Monday, November 28, 2005
Click here to read my summary of the 10th Federalist Paper
Madison asserts that the central problem posed by factious interests is that, in the clash of opponent factions, the public good may be overlooked; thus policy may be set according to mob rule as opposed to the interests of justice and protecting the rights of all citizens. He also posits that it is the influence of faction, not raw governmental form, which further leads to doubt of those in the public sphere and concern over the state of civil rights. Madison then contends that, since the interests of varying groups cannot be practically unified, the effects of faction must be controlled for; this, he proposes, must be done by limiting the ability of majority factions to dominate others and railroad government into preserving their own interests. The republican scheme, wherein a large number of citizens elect a small number to represent them in the halls of governance, is recommended as an effective means of control. In this case, variant public perspectives may be distilled into a cohesive agenda that bears the public good as its highest interest; this relates to the concept of agenda-setting as a means of determining policy choices.
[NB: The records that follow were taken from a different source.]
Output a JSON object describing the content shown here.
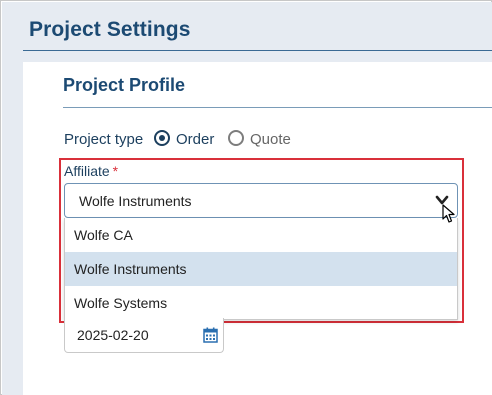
{
  "header": {
    "title": "Project Settings"
  },
  "profile": {
    "title": "Project Profile",
    "project_type": {
      "label": "Project type",
      "options": [
        {
          "label": "Order",
          "selected": true
        },
        {
          "label": "Quote",
          "selected": false
        }
      ]
    },
    "affiliate": {
      "label": "Affiliate",
      "required_mark": "*",
      "value": "Wolfe Instruments",
      "options": [
        "Wolfe CA",
        "Wolfe Instruments",
        "Wolfe Systems"
      ],
      "selected_index": 1
    },
    "date": {
      "value": "2025-02-20"
    }
  },
  "colors": {
    "accent": "#1c4a73",
    "highlight_border": "#d9303a",
    "selected_option_bg": "#d3e1ee",
    "header_bg": "#e6ebf2"
  },
  "icons": [
    "chevron-down-icon",
    "calendar-icon",
    "mouse-cursor-icon"
  ]
}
Additionally, Madison suggests that the breadth and diversity of the citizenry are much to its benefit in avoiding factious violence, as a greater variety of interests might preclude the possibility of an imperious majority, yielding instead a plurality that cultivates public benefit.